→ **GOAL OF THE EXERCISE**:
Please return the lines of the data that contain "icon".

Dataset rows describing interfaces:
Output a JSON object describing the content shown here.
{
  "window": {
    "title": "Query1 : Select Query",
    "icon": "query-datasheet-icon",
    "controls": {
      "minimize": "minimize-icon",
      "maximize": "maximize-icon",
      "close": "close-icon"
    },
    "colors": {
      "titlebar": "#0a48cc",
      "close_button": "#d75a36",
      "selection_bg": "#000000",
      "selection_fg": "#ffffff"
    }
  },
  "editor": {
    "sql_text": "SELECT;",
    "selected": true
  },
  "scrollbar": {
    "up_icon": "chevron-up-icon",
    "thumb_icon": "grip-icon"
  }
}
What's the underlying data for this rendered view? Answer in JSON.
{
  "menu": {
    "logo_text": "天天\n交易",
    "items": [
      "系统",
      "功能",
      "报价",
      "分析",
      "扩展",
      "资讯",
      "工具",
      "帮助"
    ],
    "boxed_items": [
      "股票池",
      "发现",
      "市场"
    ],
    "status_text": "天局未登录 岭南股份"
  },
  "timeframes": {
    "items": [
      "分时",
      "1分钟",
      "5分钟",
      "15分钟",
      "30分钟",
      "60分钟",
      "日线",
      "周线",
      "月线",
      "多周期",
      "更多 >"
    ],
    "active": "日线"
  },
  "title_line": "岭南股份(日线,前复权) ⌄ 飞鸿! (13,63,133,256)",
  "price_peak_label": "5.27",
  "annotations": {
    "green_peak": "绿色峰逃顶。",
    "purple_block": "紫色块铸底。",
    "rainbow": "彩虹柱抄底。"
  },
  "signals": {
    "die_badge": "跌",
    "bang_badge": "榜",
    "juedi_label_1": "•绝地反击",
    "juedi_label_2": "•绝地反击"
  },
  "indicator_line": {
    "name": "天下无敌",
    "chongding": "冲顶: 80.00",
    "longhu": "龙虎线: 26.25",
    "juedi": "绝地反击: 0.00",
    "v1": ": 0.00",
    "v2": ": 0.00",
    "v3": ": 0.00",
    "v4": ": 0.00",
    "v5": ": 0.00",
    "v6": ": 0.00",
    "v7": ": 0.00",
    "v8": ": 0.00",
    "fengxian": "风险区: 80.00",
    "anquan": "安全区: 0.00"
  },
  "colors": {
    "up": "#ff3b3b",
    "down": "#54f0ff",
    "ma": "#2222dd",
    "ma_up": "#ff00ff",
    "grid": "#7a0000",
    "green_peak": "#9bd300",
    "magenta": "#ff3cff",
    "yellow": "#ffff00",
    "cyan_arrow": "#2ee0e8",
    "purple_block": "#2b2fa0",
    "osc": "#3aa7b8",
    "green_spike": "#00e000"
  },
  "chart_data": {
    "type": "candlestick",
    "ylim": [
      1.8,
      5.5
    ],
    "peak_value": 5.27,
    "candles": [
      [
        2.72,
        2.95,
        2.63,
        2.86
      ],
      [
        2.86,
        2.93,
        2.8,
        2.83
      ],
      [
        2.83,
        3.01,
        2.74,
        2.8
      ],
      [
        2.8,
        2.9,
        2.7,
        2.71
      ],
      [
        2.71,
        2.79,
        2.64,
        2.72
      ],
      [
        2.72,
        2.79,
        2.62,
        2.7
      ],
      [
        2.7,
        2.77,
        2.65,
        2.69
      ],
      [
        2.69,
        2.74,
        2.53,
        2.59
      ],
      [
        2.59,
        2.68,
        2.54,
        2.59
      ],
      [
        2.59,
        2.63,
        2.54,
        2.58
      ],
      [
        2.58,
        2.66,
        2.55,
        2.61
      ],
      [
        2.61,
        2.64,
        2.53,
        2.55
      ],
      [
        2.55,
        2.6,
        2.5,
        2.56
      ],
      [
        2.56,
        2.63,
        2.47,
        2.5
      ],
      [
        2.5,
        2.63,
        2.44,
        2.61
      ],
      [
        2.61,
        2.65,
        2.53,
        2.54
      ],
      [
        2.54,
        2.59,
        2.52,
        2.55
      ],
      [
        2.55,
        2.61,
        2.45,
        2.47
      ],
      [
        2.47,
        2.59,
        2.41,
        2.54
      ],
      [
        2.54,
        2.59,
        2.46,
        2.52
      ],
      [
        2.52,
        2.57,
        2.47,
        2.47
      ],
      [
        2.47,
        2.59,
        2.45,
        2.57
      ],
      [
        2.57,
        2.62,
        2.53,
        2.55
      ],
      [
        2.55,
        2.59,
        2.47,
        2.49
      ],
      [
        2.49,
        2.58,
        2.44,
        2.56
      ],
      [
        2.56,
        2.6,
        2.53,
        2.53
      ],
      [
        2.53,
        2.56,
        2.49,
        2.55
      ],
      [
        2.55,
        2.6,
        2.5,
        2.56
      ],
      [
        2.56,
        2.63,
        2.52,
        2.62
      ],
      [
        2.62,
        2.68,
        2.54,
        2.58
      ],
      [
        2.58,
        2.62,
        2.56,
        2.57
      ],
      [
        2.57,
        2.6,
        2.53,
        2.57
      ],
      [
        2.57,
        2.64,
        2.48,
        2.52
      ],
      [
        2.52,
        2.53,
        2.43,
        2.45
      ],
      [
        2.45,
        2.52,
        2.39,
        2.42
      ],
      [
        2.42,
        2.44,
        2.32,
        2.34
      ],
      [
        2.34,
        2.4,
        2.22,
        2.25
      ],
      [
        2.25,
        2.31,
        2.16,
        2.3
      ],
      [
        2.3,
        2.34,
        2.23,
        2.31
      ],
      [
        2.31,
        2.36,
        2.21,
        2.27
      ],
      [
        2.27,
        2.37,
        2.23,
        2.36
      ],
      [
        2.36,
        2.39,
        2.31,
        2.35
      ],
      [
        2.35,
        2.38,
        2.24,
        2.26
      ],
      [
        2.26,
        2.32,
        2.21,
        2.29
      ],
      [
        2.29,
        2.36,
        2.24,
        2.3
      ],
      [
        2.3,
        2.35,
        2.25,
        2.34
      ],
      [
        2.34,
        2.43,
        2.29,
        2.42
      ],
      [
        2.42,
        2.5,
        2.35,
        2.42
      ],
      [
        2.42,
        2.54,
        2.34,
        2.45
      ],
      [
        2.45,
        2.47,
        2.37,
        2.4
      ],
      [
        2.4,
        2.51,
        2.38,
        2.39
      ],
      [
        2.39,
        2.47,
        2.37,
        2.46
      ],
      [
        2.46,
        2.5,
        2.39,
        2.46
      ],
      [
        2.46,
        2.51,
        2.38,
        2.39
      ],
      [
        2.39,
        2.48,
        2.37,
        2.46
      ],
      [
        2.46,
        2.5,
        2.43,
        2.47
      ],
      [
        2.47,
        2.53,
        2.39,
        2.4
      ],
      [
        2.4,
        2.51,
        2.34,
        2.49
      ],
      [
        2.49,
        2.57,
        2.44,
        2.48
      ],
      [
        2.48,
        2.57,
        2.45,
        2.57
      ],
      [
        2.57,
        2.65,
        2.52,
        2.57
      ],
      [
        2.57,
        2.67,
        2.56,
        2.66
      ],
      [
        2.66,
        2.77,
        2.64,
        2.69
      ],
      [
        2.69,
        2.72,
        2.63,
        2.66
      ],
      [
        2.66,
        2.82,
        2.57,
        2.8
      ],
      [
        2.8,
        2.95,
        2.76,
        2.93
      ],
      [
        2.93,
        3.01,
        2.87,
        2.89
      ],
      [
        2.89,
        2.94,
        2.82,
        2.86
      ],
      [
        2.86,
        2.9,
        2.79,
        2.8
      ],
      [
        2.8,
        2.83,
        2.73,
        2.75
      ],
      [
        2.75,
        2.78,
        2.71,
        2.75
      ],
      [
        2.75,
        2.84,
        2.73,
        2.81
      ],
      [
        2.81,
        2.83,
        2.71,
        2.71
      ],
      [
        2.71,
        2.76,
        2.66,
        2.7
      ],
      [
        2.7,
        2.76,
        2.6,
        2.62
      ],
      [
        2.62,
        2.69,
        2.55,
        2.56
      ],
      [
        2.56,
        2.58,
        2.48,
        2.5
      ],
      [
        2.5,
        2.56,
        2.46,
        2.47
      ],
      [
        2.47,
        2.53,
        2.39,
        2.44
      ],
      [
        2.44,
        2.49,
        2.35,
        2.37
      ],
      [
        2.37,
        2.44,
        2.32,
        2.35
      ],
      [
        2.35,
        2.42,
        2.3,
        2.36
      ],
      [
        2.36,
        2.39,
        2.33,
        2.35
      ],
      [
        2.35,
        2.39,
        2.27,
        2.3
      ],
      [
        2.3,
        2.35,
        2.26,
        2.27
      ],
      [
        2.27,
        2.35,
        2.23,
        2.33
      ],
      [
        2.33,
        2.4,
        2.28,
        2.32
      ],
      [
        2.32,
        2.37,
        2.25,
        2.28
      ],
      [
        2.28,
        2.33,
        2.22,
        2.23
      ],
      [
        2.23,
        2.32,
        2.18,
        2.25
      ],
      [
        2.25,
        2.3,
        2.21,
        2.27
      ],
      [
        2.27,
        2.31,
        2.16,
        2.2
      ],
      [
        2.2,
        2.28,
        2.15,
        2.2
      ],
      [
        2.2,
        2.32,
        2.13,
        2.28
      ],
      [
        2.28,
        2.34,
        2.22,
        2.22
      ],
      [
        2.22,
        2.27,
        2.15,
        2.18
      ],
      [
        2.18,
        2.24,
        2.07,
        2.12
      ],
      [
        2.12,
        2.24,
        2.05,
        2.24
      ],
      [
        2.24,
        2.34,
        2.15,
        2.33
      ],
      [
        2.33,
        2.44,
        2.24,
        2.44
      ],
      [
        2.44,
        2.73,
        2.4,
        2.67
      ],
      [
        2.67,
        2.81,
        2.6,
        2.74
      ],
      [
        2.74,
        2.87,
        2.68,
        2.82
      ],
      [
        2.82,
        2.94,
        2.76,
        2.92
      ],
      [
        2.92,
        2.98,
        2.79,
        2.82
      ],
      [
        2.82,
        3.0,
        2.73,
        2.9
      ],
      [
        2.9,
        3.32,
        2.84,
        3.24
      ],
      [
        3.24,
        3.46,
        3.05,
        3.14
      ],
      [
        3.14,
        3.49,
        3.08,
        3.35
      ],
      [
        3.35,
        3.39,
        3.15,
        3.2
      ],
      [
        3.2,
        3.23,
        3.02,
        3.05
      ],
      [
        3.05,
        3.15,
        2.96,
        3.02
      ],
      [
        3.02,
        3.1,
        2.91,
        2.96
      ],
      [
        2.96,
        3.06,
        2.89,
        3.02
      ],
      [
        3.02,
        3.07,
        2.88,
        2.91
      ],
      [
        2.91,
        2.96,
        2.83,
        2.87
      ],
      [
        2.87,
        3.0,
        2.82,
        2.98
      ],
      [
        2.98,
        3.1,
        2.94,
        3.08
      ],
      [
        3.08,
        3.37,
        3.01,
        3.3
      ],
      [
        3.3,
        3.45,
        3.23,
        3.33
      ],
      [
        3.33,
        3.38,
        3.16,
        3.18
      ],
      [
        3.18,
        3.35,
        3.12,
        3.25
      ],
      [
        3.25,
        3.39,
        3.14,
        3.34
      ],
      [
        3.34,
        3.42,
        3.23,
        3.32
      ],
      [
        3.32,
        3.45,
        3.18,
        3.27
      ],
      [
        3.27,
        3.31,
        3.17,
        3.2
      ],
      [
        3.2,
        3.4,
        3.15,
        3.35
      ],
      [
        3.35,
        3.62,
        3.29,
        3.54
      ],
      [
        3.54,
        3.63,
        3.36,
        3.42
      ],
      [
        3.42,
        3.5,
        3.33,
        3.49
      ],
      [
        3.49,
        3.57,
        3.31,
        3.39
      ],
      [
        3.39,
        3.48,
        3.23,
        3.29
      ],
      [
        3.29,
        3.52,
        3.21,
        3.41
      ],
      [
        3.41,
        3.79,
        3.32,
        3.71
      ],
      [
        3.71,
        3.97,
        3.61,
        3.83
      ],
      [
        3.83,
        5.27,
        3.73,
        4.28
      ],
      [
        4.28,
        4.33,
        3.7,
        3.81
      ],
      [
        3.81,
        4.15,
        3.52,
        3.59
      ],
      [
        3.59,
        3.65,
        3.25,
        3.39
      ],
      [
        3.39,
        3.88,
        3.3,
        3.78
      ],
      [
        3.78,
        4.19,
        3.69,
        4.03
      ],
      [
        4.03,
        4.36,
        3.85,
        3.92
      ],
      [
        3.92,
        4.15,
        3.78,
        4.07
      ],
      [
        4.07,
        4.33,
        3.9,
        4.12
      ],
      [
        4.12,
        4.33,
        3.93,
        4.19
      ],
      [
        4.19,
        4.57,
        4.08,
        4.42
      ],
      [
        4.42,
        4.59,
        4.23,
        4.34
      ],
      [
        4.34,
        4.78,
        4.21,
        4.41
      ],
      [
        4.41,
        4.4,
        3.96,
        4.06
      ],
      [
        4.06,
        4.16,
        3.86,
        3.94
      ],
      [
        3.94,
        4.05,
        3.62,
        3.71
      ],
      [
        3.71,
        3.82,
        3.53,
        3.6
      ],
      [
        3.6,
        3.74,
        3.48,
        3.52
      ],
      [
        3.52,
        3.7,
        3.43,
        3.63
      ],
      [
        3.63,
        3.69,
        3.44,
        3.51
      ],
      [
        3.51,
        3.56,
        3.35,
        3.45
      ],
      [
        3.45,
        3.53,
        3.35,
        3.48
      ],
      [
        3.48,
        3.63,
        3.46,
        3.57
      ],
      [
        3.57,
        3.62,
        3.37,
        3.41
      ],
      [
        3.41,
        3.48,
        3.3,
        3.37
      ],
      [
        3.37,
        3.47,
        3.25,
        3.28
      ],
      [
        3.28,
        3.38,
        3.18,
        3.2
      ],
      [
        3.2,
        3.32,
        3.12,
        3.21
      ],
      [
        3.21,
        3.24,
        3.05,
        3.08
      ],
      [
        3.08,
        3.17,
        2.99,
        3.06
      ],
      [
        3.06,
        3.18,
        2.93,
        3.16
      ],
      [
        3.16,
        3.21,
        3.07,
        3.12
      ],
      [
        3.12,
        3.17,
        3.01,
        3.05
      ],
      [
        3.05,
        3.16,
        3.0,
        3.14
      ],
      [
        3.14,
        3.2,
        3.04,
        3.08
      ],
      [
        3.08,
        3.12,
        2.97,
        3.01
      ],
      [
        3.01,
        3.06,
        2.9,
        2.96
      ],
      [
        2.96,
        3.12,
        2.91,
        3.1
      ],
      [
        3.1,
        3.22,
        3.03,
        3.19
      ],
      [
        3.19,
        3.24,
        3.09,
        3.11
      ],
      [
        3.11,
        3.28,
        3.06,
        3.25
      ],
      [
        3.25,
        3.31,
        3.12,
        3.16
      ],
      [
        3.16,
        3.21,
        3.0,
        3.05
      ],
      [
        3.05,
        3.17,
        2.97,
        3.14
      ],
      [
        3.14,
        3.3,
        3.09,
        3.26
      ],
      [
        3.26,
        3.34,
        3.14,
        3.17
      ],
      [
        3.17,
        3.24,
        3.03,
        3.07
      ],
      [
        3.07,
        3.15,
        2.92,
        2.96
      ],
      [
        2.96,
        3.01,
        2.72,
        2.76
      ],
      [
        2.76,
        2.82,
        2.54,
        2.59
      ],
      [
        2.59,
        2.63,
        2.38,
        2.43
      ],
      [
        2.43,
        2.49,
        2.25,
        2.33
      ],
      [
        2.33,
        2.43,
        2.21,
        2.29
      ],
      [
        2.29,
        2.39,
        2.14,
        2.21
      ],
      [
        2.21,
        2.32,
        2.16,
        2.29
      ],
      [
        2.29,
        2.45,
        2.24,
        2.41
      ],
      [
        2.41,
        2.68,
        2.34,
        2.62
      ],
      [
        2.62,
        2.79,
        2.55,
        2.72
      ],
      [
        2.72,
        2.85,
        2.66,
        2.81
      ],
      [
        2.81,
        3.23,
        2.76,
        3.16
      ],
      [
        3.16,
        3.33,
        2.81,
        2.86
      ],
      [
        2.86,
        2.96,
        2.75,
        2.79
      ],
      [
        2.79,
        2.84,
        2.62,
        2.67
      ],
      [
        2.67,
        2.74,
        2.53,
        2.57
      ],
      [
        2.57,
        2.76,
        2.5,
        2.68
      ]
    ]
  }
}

→ **SOLUTION FOR THIS TASK**:
    "icon": "query-datasheet-icon",
      "minimize": "minimize-icon",
      "maximize": "maximize-icon",
      "close": "close-icon"
    "up_icon": "chevron-up-icon",
    "thumb_icon": "grip-icon"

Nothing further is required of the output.